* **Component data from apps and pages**
────────────────────
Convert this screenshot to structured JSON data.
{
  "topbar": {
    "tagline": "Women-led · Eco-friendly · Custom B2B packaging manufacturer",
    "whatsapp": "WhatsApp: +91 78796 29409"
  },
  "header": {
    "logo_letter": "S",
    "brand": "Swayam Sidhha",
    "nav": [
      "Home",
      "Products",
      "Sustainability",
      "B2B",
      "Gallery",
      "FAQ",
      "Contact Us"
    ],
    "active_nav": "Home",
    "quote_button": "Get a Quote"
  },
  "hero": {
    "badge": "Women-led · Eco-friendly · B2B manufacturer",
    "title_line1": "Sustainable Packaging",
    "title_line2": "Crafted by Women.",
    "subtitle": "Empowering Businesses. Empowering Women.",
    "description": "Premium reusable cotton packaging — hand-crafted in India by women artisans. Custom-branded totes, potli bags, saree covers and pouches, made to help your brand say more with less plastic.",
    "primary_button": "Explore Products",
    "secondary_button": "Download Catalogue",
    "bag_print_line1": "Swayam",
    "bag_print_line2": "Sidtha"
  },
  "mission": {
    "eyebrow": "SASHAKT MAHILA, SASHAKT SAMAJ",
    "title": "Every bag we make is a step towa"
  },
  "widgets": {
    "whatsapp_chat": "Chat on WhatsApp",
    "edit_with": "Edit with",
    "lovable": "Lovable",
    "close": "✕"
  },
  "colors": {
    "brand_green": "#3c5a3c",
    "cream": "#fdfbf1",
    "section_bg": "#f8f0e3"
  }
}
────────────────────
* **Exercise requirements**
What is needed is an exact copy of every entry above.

* **Output of the exercise**
Convert this screenshot to structured JSON data.
{
  "topbar": {
    "tagline": "Women-led · Eco-friendly · Custom B2B packaging manufacturer",
    "whatsapp": "WhatsApp: +91 78796 29409"
  },
  "header": {
    "logo_letter": "S",
    "brand": "Swayam Sidhha",
    "nav": [
      "Home",
      "Products",
      "Sustainability",
      "B2B",
      "Gallery",
      "FAQ",
      "Contact Us"
    ],
    "active_nav": "Home",
    "quote_button": "Get a Quote"
  },
  "hero": {
    "badge": "Women-led · Eco-friendly · B2B manufacturer",
    "title_line1": "Sustainable Packaging",
    "title_line2": "Crafted by Women.",
    "subtitle": "Empowering Businesses. Empowering Women.",
    "description": "Premium reusable cotton packaging — hand-crafted in India by women artisans. Custom-branded totes, potli bags, saree covers and pouches, made to help your brand say more with less plastic.",
    "primary_button": "Explore Products",
    "secondary_button": "Download Catalogue",
    "bag_print_line1": "Swayam",
    "bag_print_line2": "Sidtha"
  },
  "mission": {
    "eyebrow": "SASHAKT MAHILA, SASHAKT SAMAJ",
    "title": "Every bag we make is a step towa"
  },
  "widgets": {
    "whatsapp_chat": "Chat on WhatsApp",
    "edit_with": "Edit with",
    "lovable": "Lovable",
    "close": "✕"
  },
  "colors": {
    "brand_green": "#3c5a3c",
    "cream": "#fdfbf1",
    "section_bg": "#f8f0e3"
  }
}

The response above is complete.